A state district judge has ordered Harris County to extend voting hours at nine polling locations that failed to open on time this morning. The order to keep nine voting locations open an extra hour until 8 p.m. came soon after the Texas Civil Rights Project and the Texas Organizing Project sued the county over delays at those polling places. The groups alleged that the county was violating the Texas Election Code because polling locations that opened after 7 a.m. would not remain open to voters for 12 hours on Election Day as required by state law. In a lawsuit filed Tuesday afternoon, the two groups noted that the nine polling locations across the state’s biggest county “not only failed to open at 7 a.m., but remained closed until well after 7 a.m.,” the plaintiffs wrote. Voting was further delayed at some polling locations because of equipment issues, including sign-in and voting machines that weren’t working. Read More

Texas: Straight-ticket voting problems could be due to old machines | The Texas Tribune

A national spotlight fell on Texas’ voting equipment last week after some voters complained that their votes on electronic voting machines had changed. State election officials chalked it up to user error. Critics alleged malfeasance or a software bug. The Austin-based company behind the machines says an important piece of context is missing from this debate: these machines are 16 years old. “It’s very much like someone calling Apple and asking for support on their iPhone 1,” said Steven Sockwell, vice president of marketing at Hart InterCivic. Most Texas counties last upgraded their electronic voting machines well over a decade ago, tapping billions in funds Congress approved to upgrade voting equipment around the country following election irregularities during the 2000 presidential election. Dozens of Texas counties purchased Hart’s eSlate machines. It’s those same machines that a number of voters attempted to cast straight-ticket ballots on last week only to hit a snag: when they reviewed their list of candidates on the summary screen, their choices were deselected or a candidate from an opposing party was selected. Read More

Texas: Fighting for the Right to Vote in a Tiny Texas County | The Atlantic

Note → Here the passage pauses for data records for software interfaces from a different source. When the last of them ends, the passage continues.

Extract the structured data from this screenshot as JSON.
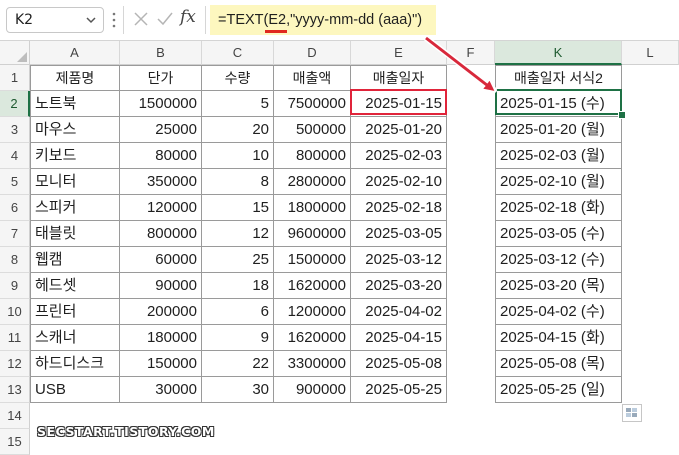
{
  "name_box": "K2",
  "formula_label": "fx",
  "formula_prefix": "=TEXT(",
  "formula_ref": "E2",
  "formula_suffix": ",\"yyyy-mm-dd (aaa)\")",
  "columns": [
    "A",
    "B",
    "C",
    "D",
    "E",
    "F",
    "K",
    "L"
  ],
  "rows": [
    "1",
    "2",
    "3",
    "4",
    "5",
    "6",
    "7",
    "8",
    "9",
    "10",
    "11",
    "12",
    "13",
    "14",
    "15"
  ],
  "headers": {
    "A": "제품명",
    "B": "단가",
    "C": "수량",
    "D": "매출액",
    "E": "매출일자",
    "K": "매출일자 서식2"
  },
  "data": [
    {
      "name": "노트북",
      "price": "1500000",
      "qty": "5",
      "sales": "7500000",
      "date": "2025-01-15",
      "fmt": "2025-01-15 (수)"
    },
    {
      "name": "마우스",
      "price": "25000",
      "qty": "20",
      "sales": "500000",
      "date": "2025-01-20",
      "fmt": "2025-01-20 (월)"
    },
    {
      "name": "키보드",
      "price": "80000",
      "qty": "10",
      "sales": "800000",
      "date": "2025-02-03",
      "fmt": "2025-02-03 (월)"
    },
    {
      "name": "모니터",
      "price": "350000",
      "qty": "8",
      "sales": "2800000",
      "date": "2025-02-10",
      "fmt": "2025-02-10 (월)"
    },
    {
      "name": "스피커",
      "price": "120000",
      "qty": "15",
      "sales": "1800000",
      "date": "2025-02-18",
      "fmt": "2025-02-18 (화)"
    },
    {
      "name": "태블릿",
      "price": "800000",
      "qty": "12",
      "sales": "9600000",
      "date": "2025-03-05",
      "fmt": "2025-03-05 (수)"
    },
    {
      "name": "웹캠",
      "price": "60000",
      "qty": "25",
      "sales": "1500000",
      "date": "2025-03-12",
      "fmt": "2025-03-12 (수)"
    },
    {
      "name": "헤드셋",
      "price": "90000",
      "qty": "18",
      "sales": "1620000",
      "date": "2025-03-20",
      "fmt": "2025-03-20 (목)"
    },
    {
      "name": "프린터",
      "price": "200000",
      "qty": "6",
      "sales": "1200000",
      "date": "2025-04-02",
      "fmt": "2025-04-02 (수)"
    },
    {
      "name": "스캐너",
      "price": "180000",
      "qty": "9",
      "sales": "1620000",
      "date": "2025-04-15",
      "fmt": "2025-04-15 (화)"
    },
    {
      "name": "하드디스크",
      "price": "150000",
      "qty": "22",
      "sales": "3300000",
      "date": "2025-05-08",
      "fmt": "2025-05-08 (목)"
    },
    {
      "name": "USB",
      "price": "30000",
      "qty": "30",
      "sales": "900000",
      "date": "2025-05-25",
      "fmt": "2025-05-25 (일)"
    }
  ],
  "watermark": "SECSTART.TISTORY.COM",
  "colors": {
    "accent": "#1e7145",
    "highlight_border": "#e0243a",
    "arrow": "#d8283b",
    "formula_bg": "#fdf7bf"
  }
}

In Waller County, Texas, a 40,000-strong exurb to the northwest of Houston, early voting is simple. Texas law mandates that the county maintain a main voting site, located in the county seat of Hempstead, that is open for at least five hours every day from Monday, October 22, to Friday, November 2. During those two weeks, satellite centers provide voting hours farther out in the county. Residents in the towns of Brookshire and Waller, two of the larger places in Waller County, have multiple days to cast a ballot in both the first and second week of early voting. As guided by state law, the early-voting plans in Waller County are intended to both maximize a finite pool of resources and ensure that most of the voters in the county have at least some convenient entry points for early voting that can fit into their schedule. All of that applies so long as you aren’t a black college student, according to a lawsuit filed last week in a U.S. district court by the NAACP Legal Defense Fund. The suit, brought on behalf of several students at Prairie View A&M University, alleges that the county shortchanges students with a local early-voting plan that uniquely constrains their choices, offering only three days of on-campus early voting in the second week.* Read More